A demonstration of math accessibility
Presenter: Richard Orme
Duration: 4 min
Although many people now understand the importance of making documents accessible, most people haven't seen what math accessibility is like. This video demonstrates math accessibility and also shows some configuration options that can tailor the experience to a user's needs.
A demonstration of math accessibility.
Many people now understand the importance of making websites and publications accessible to people with disabilities.
But have you ever wondered what math accessibility means?
This video will show you as we experience how expressions encoded as MathML in a web page or EPUB ebook can be read with a combination of the NVDA screen reader and the MathCAT addon.
Here we're on the Wikipedia page for the quadratic formula and I can move the screen reader focus to the expression.
Computer speech >> With a not equal to zero, the quadratic formula is x equals the fraction with numerator negative b plus or minus the square root of b squared minus four a c and denominator 2 a.
The MathML has been processed using speech rules and is read aloud by the text to speech and shown in braille math notation if a braille display is connected.
But now I want to explore this formula.
So I'll press the enter key and I'll hear the confirmation that I've entered the math expression.

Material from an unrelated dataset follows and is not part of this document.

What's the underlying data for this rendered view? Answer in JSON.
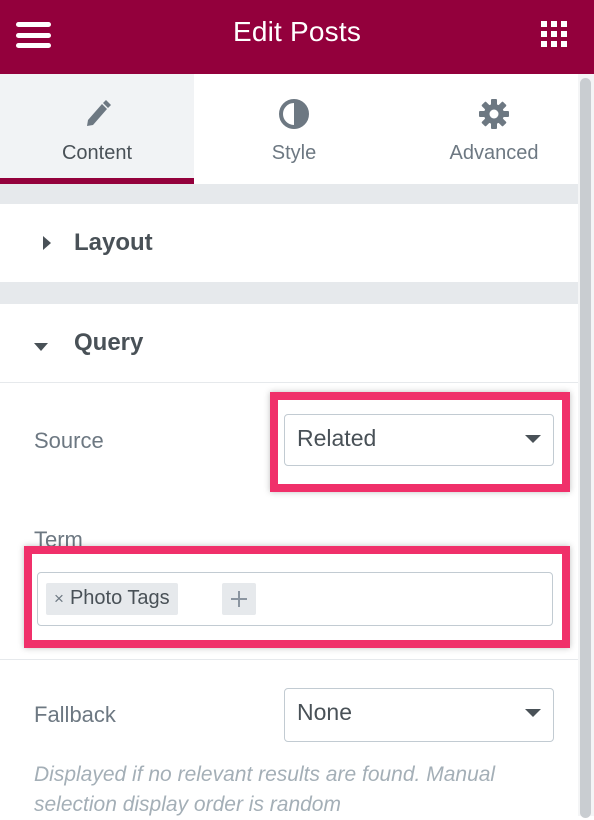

Computer speech >> math I'll use the right and left arrow keys to move through the mathematical structure.
And I can use the down and up arrow keys to zoom in or out to focus on elements of the expression.
For the videos, we've added a visual highlight to help explain the concept.
So first I'll zoom in a level so I can hear each side of the equation separately.
So I'll press down arrow.
Computer speech >> x And then move to the right.
Computer speech >> equals And right again.
Computer speech >>The fraction with numerator negative B plus or minus the square root of b squared minus four a c and denominator 2 a Well, this is the fraction I wanted to explore, so I'll zoom in a level, going down to hear first the numerator Computer speech >> In numerator, negative b plus or minus the square root of b squared minus 4 a c.
And next I'll use the arrow key to hear the denominator Computer speech >> In denominator 2 a And I can even zoom in a further level so I can navigate element by element Computer speech >> 2 Computer speech >> a In the settings menu numerous options in MathCAT can be used to control the speech, navigation and braille.
For example, a person may choose to have the speech slow down when speaking math expressions, or they can select which braille notation to use.
So now we've experienced how math can be accessible, encoding it as MathML so it can be converted to understandable speech and braille.
A screen reader user does not then have to try and make sense of a stream of speech, but can explore complex expressions even down to individual symbols.
A goal of MathCAT is to be an easy to use library for screen readers and other assistive technology to produce high quality speech and or braille from MathML MathCAT takes advantage of some new ideas The MathML Working Group is developing to allow authors to express their intent when they use a notation.
To find out more you can search up the W3C Math Working Group.